This project will yield poplar chassis with multipurpose uses including bioenergy, biomaterials, and bioproduct production. The generation of a robust cell type–specific set of transcription factors and cis-regulatory elements and the ability to modulate gene expression in a high-resolution manner (i.e., that of specific cell types) will enable precision genome engineering of metabolism, a significant advancement in capabilities in modulating plant biochemistry. The change in architecture will be exploited to permit production of bioproducts (drop-in fuel precursors in leaves), biomaterials (modified wood composition) in wood, and changes in agronomic production practices such as increased stand density leading to increased yield. Collectively, these engineered chassis and tools provide the platform of a new era for poplar biology, agronomy, and processing.

Abstract

Domestication and breeding efforts have shown that selection of specific plant architecture traits across a wide array of plant species, both annuals and perennials, results in improved traits for human use, either for food, feed, or fuel. Similarly, selective breeding can yield distinct chemotypes of crops with desired chemical profiles or compositions. Today, researchers can generate precision knowledge of gene regulation and function through high-resolution omics technologies and construct a synthetic biology toolkit to engineer plant genomes at the DNA sequence, chromatin accessibility, and expression levels. Thus, science has entered an era where scientists can model, design, and then engineer precise changes in plant genomes that will lead to predictive, modified traits.

This project will re-engineer poplar as a multipurpose crop that can be used for bioenergy, biomaterial, and bioproduct production. The team will generate a cell atlas that encompasses gene expression, gene regulatory networks, and cis-regulatory elements responsible for gene expression at the cell-type level, providing the requisite knowledge base and tools for precision biobased design and fabrication of multipurpose poplar. Researchers will couple single-cell datasets with new genome and epigenome editing tools to develop new morphotypes of poplar that have altered tree and leaf architecture. These morphotypes will substantially improve biomass potential via increased stand density and tree integrity, photosynthetic capture, and trichome density and serve as the foundational chassis. These chassis will have altered ratios of leaves to stems and/or trichome density in which researchers can further engineer cell wall composition and/or novel molecules such as precursors for drop-in fuels, thus making chemotypes of poplar that are “customized” to their biomaterial or bioproduct applications and simultaneously “maximized” in optimal morphotypes. The team will employ an iterative design process in which metabolic pathways are optimized to create unique chemotypes with tailored biomaterial and bioproduct composition.

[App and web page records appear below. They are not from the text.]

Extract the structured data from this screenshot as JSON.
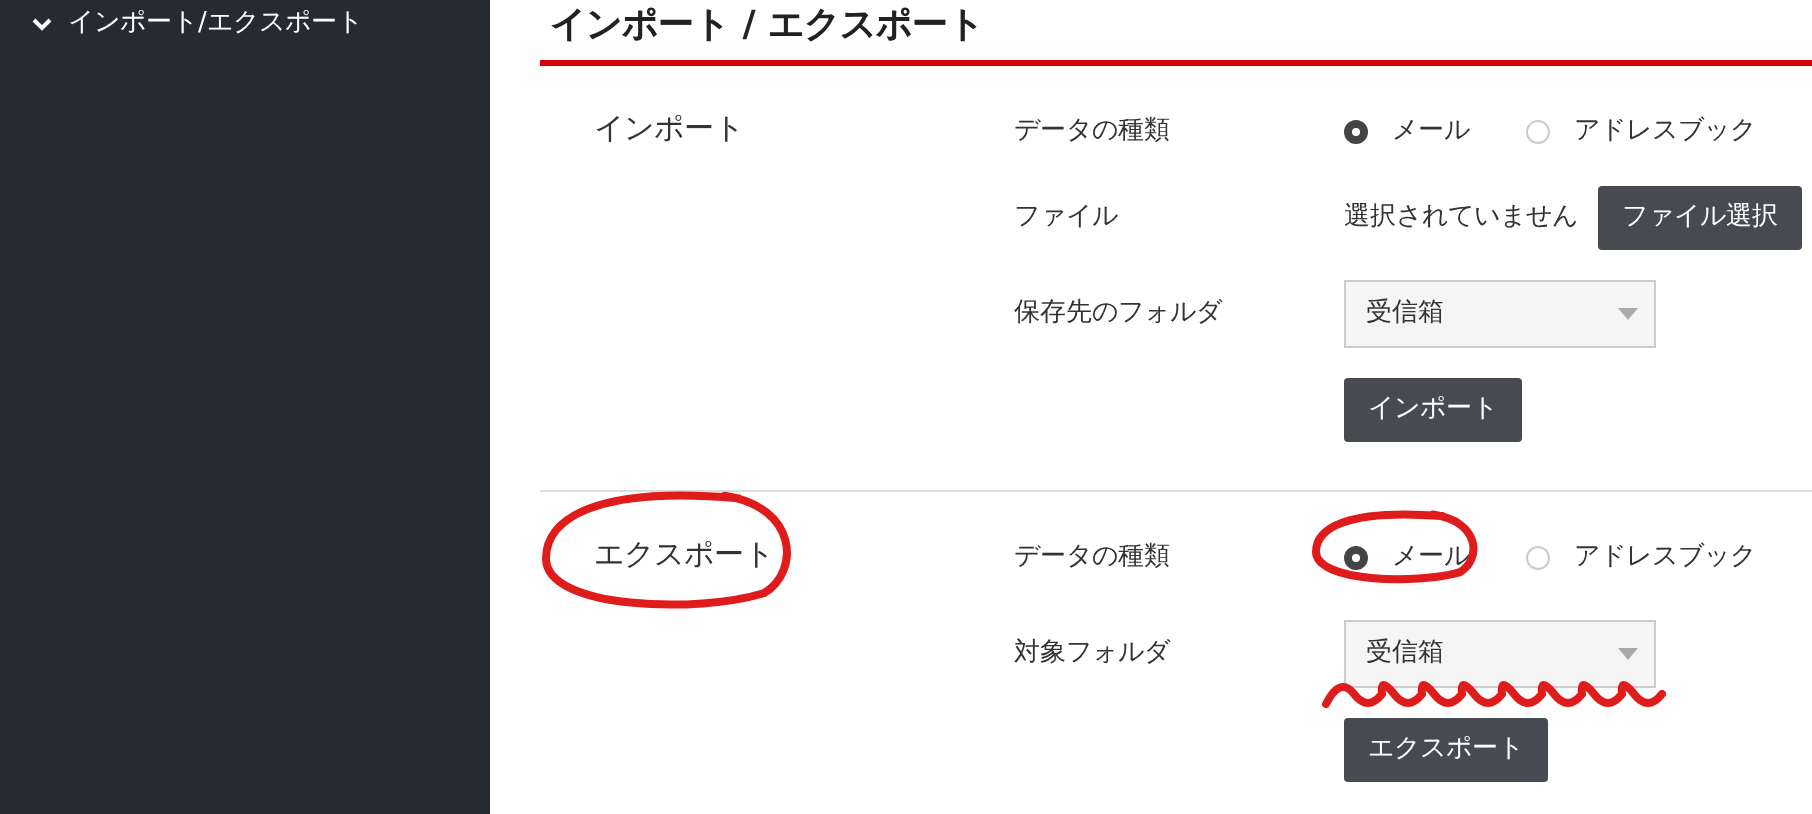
{
  "sidebar": {
    "items": [
      {
        "label": "インポート/エクスポート",
        "expanded": true
      }
    ]
  },
  "page_title": "インポート / エクスポート",
  "sections": [
    {
      "title": "インポート",
      "circled": false,
      "fields": [
        {
          "kind": "radio",
          "label": "データの種類",
          "options": [
            {
              "label": "メール",
              "selected": true,
              "circled": false
            },
            {
              "label": "アドレスブック",
              "selected": false,
              "circled": false
            }
          ]
        },
        {
          "kind": "file",
          "label": "ファイル",
          "status": "選択されていません",
          "button": "ファイル選択"
        },
        {
          "kind": "select",
          "label": "保存先のフォルダ",
          "value": "受信箱",
          "underlined": false
        }
      ],
      "submit": "インポート"
    },
    {
      "title": "エクスポート",
      "circled": true,
      "fields": [
        {
          "kind": "radio",
          "label": "データの種類",
          "options": [
            {
              "label": "メール",
              "selected": true,
              "circled": true
            },
            {
              "label": "アドレスブック",
              "selected": false,
              "circled": false
            }
          ]
        },
        {
          "kind": "select",
          "label": "対象フォルダ",
          "value": "受信箱",
          "underlined": true
        }
      ],
      "submit": "エクスポート"
    }
  ]
}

Funding Information

This material is based upon work supported by the U.S. DOE, Office of Science, BER program under Award Numbers DE-SC0023338 and 89243023SSC000102 and the Center for Bioenergy Innovation.